◆ Requirement
From the data below, copy out every line in which the word "name" occurs.

----- Records to use

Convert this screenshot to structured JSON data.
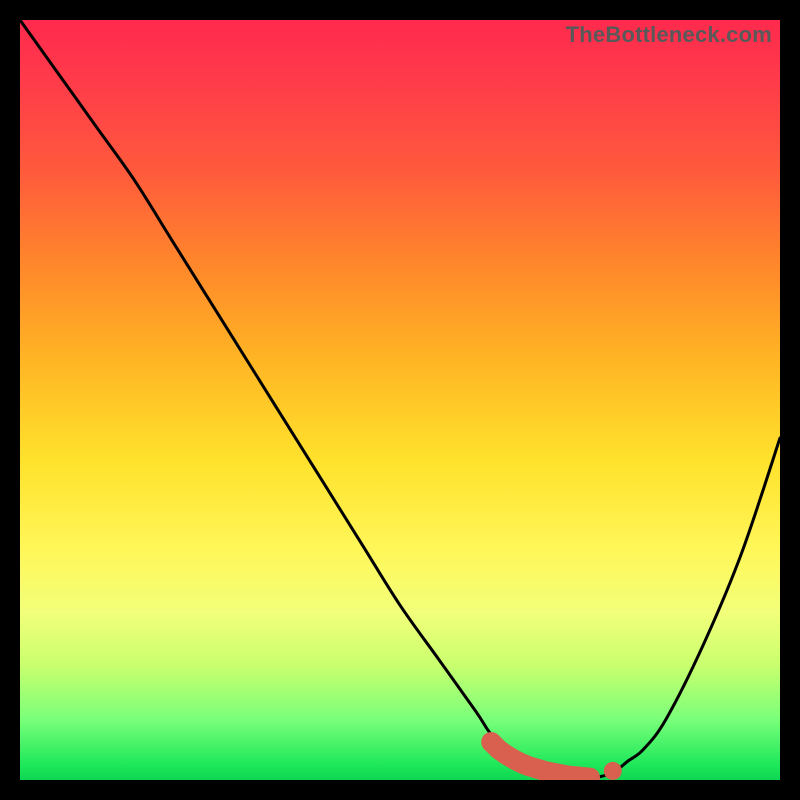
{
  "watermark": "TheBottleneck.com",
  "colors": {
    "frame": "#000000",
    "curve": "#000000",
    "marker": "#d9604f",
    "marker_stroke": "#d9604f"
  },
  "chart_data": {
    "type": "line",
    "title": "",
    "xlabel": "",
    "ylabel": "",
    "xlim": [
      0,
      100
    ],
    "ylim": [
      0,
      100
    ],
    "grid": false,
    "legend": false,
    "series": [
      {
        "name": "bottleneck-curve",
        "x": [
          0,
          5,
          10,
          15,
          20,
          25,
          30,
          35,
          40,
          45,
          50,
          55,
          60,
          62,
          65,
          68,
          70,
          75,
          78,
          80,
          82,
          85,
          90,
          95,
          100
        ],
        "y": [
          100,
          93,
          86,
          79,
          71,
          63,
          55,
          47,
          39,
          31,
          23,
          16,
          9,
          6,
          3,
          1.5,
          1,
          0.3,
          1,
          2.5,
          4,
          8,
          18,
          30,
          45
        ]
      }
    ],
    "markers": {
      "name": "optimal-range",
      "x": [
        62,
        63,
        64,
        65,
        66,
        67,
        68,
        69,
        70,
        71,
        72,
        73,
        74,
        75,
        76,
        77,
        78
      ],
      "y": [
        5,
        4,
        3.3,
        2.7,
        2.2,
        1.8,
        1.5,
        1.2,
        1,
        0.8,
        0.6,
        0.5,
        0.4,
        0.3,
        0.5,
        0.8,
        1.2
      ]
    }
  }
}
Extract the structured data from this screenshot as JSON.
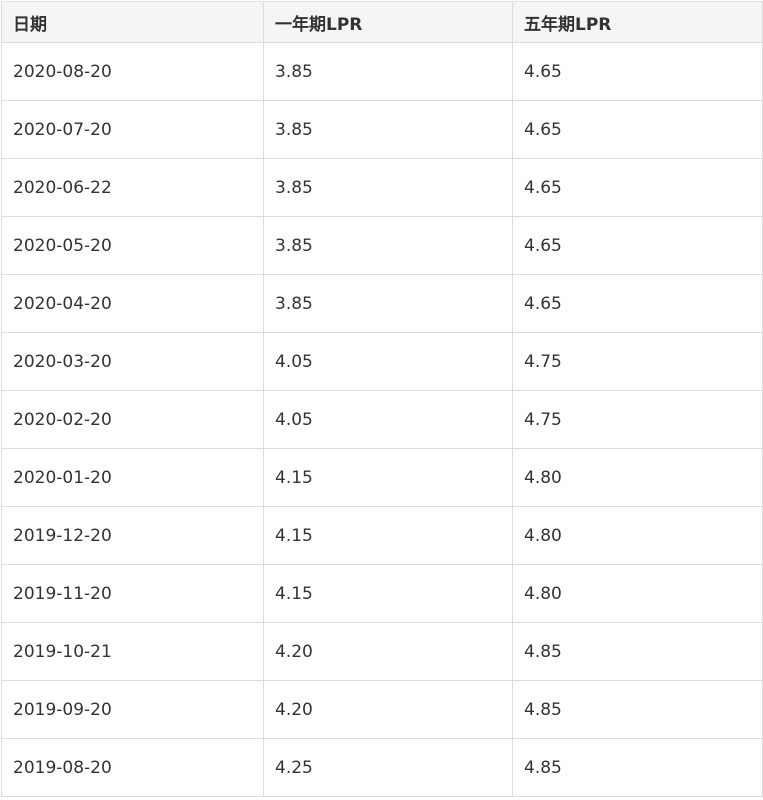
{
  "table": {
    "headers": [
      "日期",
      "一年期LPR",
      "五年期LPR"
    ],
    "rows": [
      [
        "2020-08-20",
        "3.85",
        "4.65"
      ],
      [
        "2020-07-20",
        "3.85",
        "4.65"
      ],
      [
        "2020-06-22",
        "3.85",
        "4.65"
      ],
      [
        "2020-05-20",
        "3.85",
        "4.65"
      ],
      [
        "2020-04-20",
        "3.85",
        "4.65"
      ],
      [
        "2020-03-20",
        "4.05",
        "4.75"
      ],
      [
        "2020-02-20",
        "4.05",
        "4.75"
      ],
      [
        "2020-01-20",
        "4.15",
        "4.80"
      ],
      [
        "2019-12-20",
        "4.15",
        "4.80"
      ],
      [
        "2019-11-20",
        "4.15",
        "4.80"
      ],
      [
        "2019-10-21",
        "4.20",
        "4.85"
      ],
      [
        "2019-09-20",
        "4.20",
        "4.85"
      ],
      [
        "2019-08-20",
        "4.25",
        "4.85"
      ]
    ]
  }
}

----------

◆ Solved exercise
        "name": "bottleneck-curve",
      "name": "optimal-range",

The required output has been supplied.